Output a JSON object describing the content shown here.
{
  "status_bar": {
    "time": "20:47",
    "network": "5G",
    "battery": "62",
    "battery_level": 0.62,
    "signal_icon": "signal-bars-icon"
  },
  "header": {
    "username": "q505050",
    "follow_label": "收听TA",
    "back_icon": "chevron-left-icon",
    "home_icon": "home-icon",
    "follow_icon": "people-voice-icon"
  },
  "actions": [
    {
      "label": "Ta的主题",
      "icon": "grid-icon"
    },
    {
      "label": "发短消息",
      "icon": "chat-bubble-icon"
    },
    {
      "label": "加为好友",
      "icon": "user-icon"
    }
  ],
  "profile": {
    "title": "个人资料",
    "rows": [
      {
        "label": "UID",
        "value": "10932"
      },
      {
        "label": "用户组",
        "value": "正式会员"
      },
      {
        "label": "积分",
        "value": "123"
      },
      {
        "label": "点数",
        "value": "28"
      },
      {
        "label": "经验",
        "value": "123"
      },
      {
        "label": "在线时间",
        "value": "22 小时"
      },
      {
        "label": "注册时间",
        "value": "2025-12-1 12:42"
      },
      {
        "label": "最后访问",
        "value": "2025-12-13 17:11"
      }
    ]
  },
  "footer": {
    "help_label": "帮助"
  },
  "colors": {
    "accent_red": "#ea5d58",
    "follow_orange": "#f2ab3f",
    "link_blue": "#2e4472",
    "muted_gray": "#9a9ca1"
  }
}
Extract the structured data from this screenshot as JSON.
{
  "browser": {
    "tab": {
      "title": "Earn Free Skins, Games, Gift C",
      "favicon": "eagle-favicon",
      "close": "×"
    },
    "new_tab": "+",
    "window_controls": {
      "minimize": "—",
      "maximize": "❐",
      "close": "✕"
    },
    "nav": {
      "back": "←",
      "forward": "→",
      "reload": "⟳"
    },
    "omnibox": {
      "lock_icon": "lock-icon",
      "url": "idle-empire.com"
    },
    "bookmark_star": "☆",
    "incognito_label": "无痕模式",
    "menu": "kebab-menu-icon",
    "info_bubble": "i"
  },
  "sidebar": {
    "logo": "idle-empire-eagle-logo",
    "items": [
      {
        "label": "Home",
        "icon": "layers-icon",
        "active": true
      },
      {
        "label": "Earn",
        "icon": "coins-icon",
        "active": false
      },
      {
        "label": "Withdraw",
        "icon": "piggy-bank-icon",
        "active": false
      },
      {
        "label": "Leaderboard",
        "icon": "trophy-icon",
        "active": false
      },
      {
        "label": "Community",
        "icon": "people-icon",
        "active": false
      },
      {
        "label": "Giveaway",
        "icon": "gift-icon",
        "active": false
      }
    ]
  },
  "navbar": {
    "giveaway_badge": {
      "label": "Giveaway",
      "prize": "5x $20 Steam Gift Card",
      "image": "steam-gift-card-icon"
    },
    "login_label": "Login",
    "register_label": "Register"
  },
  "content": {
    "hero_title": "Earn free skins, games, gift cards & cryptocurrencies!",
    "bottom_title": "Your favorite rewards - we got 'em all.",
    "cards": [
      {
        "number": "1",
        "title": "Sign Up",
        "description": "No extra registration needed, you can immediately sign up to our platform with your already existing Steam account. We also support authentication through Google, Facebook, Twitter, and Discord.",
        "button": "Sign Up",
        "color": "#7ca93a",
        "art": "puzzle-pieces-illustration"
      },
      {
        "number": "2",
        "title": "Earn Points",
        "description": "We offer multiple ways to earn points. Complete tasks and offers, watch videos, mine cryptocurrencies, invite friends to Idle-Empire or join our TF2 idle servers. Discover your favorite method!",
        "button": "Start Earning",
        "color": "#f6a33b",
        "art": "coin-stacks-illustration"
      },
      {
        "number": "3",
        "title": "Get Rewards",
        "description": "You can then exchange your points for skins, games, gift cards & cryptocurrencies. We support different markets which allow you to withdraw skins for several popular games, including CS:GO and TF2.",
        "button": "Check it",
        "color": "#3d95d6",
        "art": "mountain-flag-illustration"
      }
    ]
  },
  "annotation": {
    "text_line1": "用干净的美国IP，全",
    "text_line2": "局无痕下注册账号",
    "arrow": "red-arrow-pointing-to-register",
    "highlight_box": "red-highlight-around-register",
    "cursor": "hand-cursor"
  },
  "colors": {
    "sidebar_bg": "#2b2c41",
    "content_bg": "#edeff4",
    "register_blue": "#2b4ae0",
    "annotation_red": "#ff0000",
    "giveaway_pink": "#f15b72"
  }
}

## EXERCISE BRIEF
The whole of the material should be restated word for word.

## RESPONSE TO THE TASK
Output a JSON object describing the content shown here.
{
  "status_bar": {
    "time": "20:47",
    "network": "5G",
    "battery": "62",
    "battery_level": 0.62,
    "signal_icon": "signal-bars-icon"
  },
  "header": {
    "username": "q505050",
    "follow_label": "收听TA",
    "back_icon": "chevron-left-icon",
    "home_icon": "home-icon",
    "follow_icon": "people-voice-icon"
  },
  "actions": [
    {
      "label": "Ta的主题",
      "icon": "grid-icon"
    },
    {
      "label": "发短消息",
      "icon": "chat-bubble-icon"
    },
    {
      "label": "加为好友",
      "icon": "user-icon"
    }
  ],
  "profile": {
    "title": "个人资料",
    "rows": [
      {
        "label": "UID",
        "value": "10932"
      },
      {
        "label": "用户组",
        "value": "正式会员"
      },
      {
        "label": "积分",
        "value": "123"
      },
      {
        "label": "点数",
        "value": "28"
      },
      {
        "label": "经验",
        "value": "123"
      },
      {
        "label": "在线时间",
        "value": "22 小时"
      },
      {
        "label": "注册时间",
        "value": "2025-12-1 12:42"
      },
      {
        "label": "最后访问",
        "value": "2025-12-13 17:11"
      }
    ]
  },
  "footer": {
    "help_label": "帮助"
  },
  "colors": {
    "accent_red": "#ea5d58",
    "follow_orange": "#f2ab3f",
    "link_blue": "#2e4472",
    "muted_gray": "#9a9ca1"
  }
}
Extract the structured data from this screenshot as JSON.
{
  "browser": {
    "tab": {
      "title": "Earn Free Skins, Games, Gift C",
      "favicon": "eagle-favicon",
      "close": "×"
    },
    "new_tab": "+",
    "window_controls": {
      "minimize": "—",
      "maximize": "❐",
      "close": "✕"
    },
    "nav": {
      "back": "←",
      "forward": "→",
      "reload": "⟳"
    },
    "omnibox": {
      "lock_icon": "lock-icon",
      "url": "idle-empire.com"
    },
    "bookmark_star": "☆",
    "incognito_label": "无痕模式",
    "menu": "kebab-menu-icon",
    "info_bubble": "i"
  },
  "sidebar": {
    "logo": "idle-empire-eagle-logo",
    "items": [
      {
        "label": "Home",
        "icon": "layers-icon",
        "active": true
      },
      {
        "label": "Earn",
        "icon": "coins-icon",
        "active": false
      },
      {
        "label": "Withdraw",
        "icon": "piggy-bank-icon",
        "active": false
      },
      {
        "label": "Leaderboard",
        "icon": "trophy-icon",
        "active": false
      },
      {
        "label": "Community",
        "icon": "people-icon",
        "active": false
      },
      {
        "label": "Giveaway",
        "icon": "gift-icon",
        "active": false
      }
    ]
  },
  "navbar": {
    "giveaway_badge": {
      "label": "Giveaway",
      "prize": "5x $20 Steam Gift Card",
      "image": "steam-gift-card-icon"
    },
    "login_label": "Login",
    "register_label": "Register"
  },
  "content": {
    "hero_title": "Earn free skins, games, gift cards & cryptocurrencies!",
    "bottom_title": "Your favorite rewards - we got 'em all.",
    "cards": [
      {
        "number": "1",
        "title": "Sign Up",
        "description": "No extra registration needed, you can immediately sign up to our platform with your already existing Steam account. We also support authentication through Google, Facebook, Twitter, and Discord.",
        "button": "Sign Up",
        "color": "#7ca93a",
        "art": "puzzle-pieces-illustration"
      },
      {
        "number": "2",
        "title": "Earn Points",
        "description": "We offer multiple ways to earn points. Complete tasks and offers, watch videos, mine cryptocurrencies, invite friends to Idle-Empire or join our TF2 idle servers. Discover your favorite method!",
        "button": "Start Earning",
        "color": "#f6a33b",
        "art": "coin-stacks-illustration"
      },
      {
        "number": "3",
        "title": "Get Rewards",
        "description": "You can then exchange your points for skins, games, gift cards & cryptocurrencies. We support different markets which allow you to withdraw skins for several popular games, including CS:GO and TF2.",
        "button": "Check it",
        "color": "#3d95d6",
        "art": "mountain-flag-illustration"
      }
    ]
  },
  "annotation": {
    "text_line1": "用干净的美国IP，全",
    "text_line2": "局无痕下注册账号",
    "arrow": "red-arrow-pointing-to-register",
    "highlight_box": "red-highlight-around-register",
    "cursor": "hand-cursor"
  },
  "colors": {
    "sidebar_bg": "#2b2c41",
    "content_bg": "#edeff4",
    "register_blue": "#2b4ae0",
    "annotation_red": "#ff0000",
    "giveaway_pink": "#f15b72"
  }
}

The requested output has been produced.